Problem details
The whole of the data is to be returned without a single change.

Available data
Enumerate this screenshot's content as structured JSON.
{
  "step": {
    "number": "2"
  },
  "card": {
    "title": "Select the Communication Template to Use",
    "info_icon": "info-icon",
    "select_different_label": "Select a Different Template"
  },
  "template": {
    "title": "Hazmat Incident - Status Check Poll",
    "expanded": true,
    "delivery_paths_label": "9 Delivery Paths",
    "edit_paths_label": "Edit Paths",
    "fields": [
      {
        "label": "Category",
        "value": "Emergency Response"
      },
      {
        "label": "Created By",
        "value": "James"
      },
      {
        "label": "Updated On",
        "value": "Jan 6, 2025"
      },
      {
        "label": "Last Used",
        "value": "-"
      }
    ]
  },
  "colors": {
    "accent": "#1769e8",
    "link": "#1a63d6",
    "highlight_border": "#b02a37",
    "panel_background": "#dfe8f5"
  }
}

Response area
Enumerate this screenshot's content as structured JSON.
{
  "step": {
    "number": "2"
  },
  "card": {
    "title": "Select the Communication Template to Use",
    "info_icon": "info-icon",
    "select_different_label": "Select a Different Template"
  },
  "template": {
    "title": "Hazmat Incident - Status Check Poll",
    "expanded": true,
    "delivery_paths_label": "9 Delivery Paths",
    "edit_paths_label": "Edit Paths",
    "fields": [
      {
        "label": "Category",
        "value": "Emergency Response"
      },
      {
        "label": "Created By",
        "value": "James"
      },
      {
        "label": "Updated On",
        "value": "Jan 6, 2025"
      },
      {
        "label": "Last Used",
        "value": "-"
      }
    ]
  },
  "colors": {
    "accent": "#1769e8",
    "link": "#1a63d6",
    "highlight_border": "#b02a37",
    "panel_background": "#dfe8f5"
  }
}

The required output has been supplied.